What is needed: Look through the lines below; wherever the word "accessory" appears, copy that line.

Dataset extract:
───
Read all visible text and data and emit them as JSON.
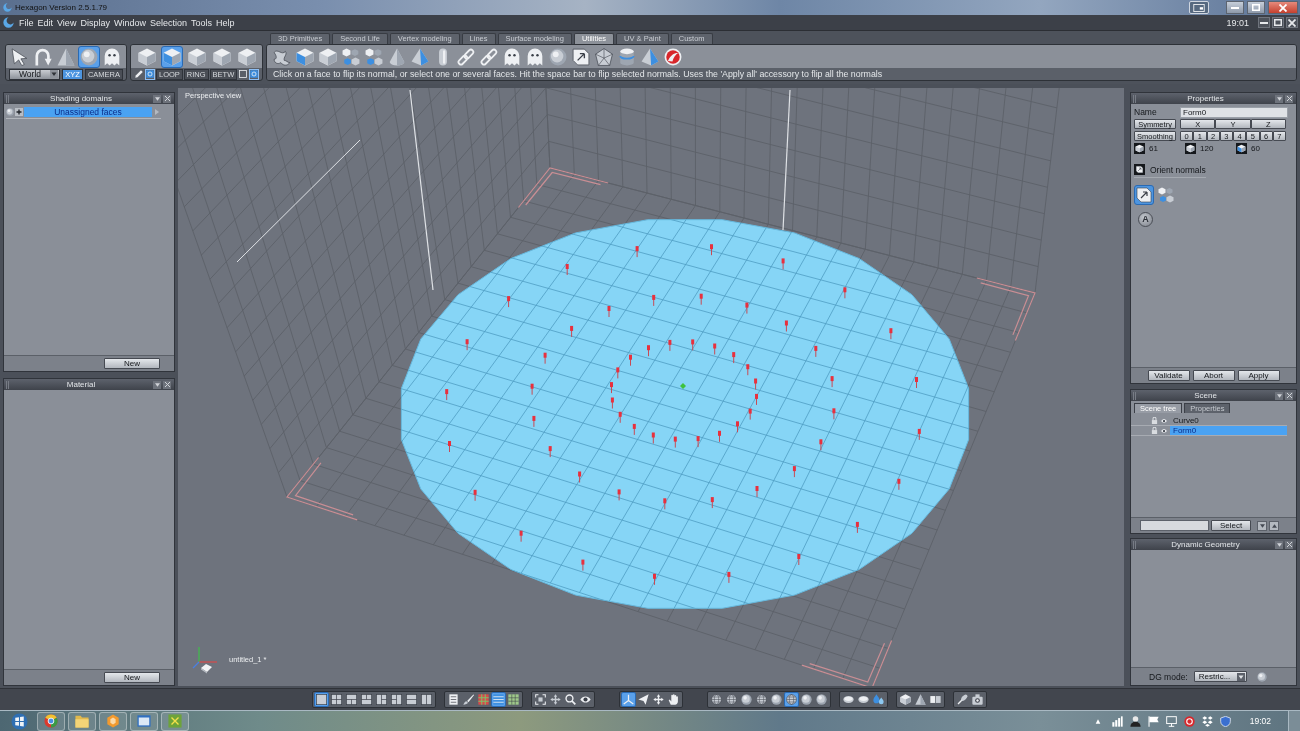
{
  "window": {
    "title": "Hexagon Version 2.5.1.79"
  },
  "menu": {
    "items": [
      "File",
      "Edit",
      "View",
      "Display",
      "Window",
      "Selection",
      "Tools",
      "Help"
    ],
    "clock": "19:01"
  },
  "toolbar": {
    "tabs": [
      {
        "label": "3D Primitives",
        "selected": false
      },
      {
        "label": "Second Life",
        "selected": false
      },
      {
        "label": "Vertex modeling",
        "selected": false
      },
      {
        "label": "Lines",
        "selected": false
      },
      {
        "label": "Surface modeling",
        "selected": false
      },
      {
        "label": "Utilities",
        "selected": true
      },
      {
        "label": "UV & Paint",
        "selected": false
      },
      {
        "label": "Custom",
        "selected": false
      }
    ],
    "selection_modes": [
      {
        "selected": false
      },
      {
        "selected": false
      },
      {
        "selected": false
      },
      {
        "selected": true
      },
      {
        "selected": false
      }
    ],
    "space": "World",
    "space_buttons": [
      {
        "label": "XYZ",
        "selected": true
      },
      {
        "label": "CAMERA",
        "selected": false
      }
    ],
    "component_modes": [
      {
        "selected": false
      },
      {
        "selected": true
      },
      {
        "selected": false
      },
      {
        "selected": false
      },
      {
        "selected": false
      }
    ],
    "component_options": [
      {
        "kind": "icon",
        "selected": false
      },
      {
        "kind": "icon",
        "selected": true
      },
      {
        "kind": "label",
        "label": "LOOP",
        "selected": false
      },
      {
        "kind": "label",
        "label": "RING",
        "selected": false
      },
      {
        "kind": "label",
        "label": "BETW",
        "selected": false
      },
      {
        "kind": "icon",
        "selected": false
      },
      {
        "kind": "icon",
        "selected": true
      }
    ],
    "hint": "Click on a face to flip its normal, or select one or several faces. Hit the space bar to flip selected normals. Uses the 'Apply all' accessory to flip all the normals"
  },
  "shading_domains": {
    "title": "Shading domains",
    "items": [
      {
        "label": "Unassigned faces",
        "selected": true
      }
    ],
    "button": "New"
  },
  "material": {
    "title": "Material",
    "button": "New"
  },
  "viewport": {
    "title": "Perspective view",
    "document": "untitled_1 *"
  },
  "properties": {
    "title": "Properties",
    "name_label": "Name",
    "name_value": "Form0",
    "symmetry_label": "Symmetry",
    "axes": [
      "X",
      "Y",
      "Z"
    ],
    "smoothing_label": "Smoothing",
    "smoothing_levels": [
      "0",
      "1",
      "2",
      "3",
      "4",
      "5",
      "6",
      "7"
    ],
    "counts": [
      "61",
      "120",
      "60"
    ],
    "section": "Orient normals",
    "tools": [
      {
        "selected": true
      },
      {
        "selected": false
      }
    ],
    "accessory": "A",
    "buttons": [
      "Validate",
      "Abort",
      "Apply"
    ]
  },
  "scene": {
    "title": "Scene",
    "tabs": [
      {
        "label": "Scene tree",
        "selected": true
      },
      {
        "label": "Properties",
        "selected": false
      }
    ],
    "items": [
      {
        "label": "Curve0",
        "selected": false
      },
      {
        "label": "Form0",
        "selected": true
      }
    ],
    "select_button": "Select"
  },
  "dynamic_geometry": {
    "title": "Dynamic Geometry",
    "mode_label": "DG mode:",
    "mode": "Restric..."
  },
  "bottom_toolbar": {
    "layouts": [
      {
        "selected": true
      },
      {
        "selected": false
      },
      {
        "selected": false
      },
      {
        "selected": false
      },
      {
        "selected": false
      },
      {
        "selected": false
      },
      {
        "selected": false
      },
      {
        "selected": false
      }
    ],
    "display": [
      {
        "selected": false
      },
      {
        "selected": false
      },
      {
        "selected": false
      },
      {
        "selected": true
      },
      {
        "selected": false
      }
    ],
    "navigation": [
      {
        "selected": true
      },
      {
        "selected": false
      },
      {
        "selected": false
      },
      {
        "selected": false
      }
    ],
    "render_modes": [
      {
        "selected": false
      },
      {
        "selected": false
      },
      {
        "selected": false
      },
      {
        "selected": false
      },
      {
        "selected": false
      },
      {
        "selected": true
      },
      {
        "selected": false
      },
      {
        "selected": false
      }
    ]
  },
  "taskbar": {
    "clock": "19:02"
  }
}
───
Solution:
    "hint": "Click on a face to flip its normal, or select one or several faces. Hit the space bar to flip selected normals. Uses the 'Apply all' accessory to flip all the normals"
    "accessory": "A",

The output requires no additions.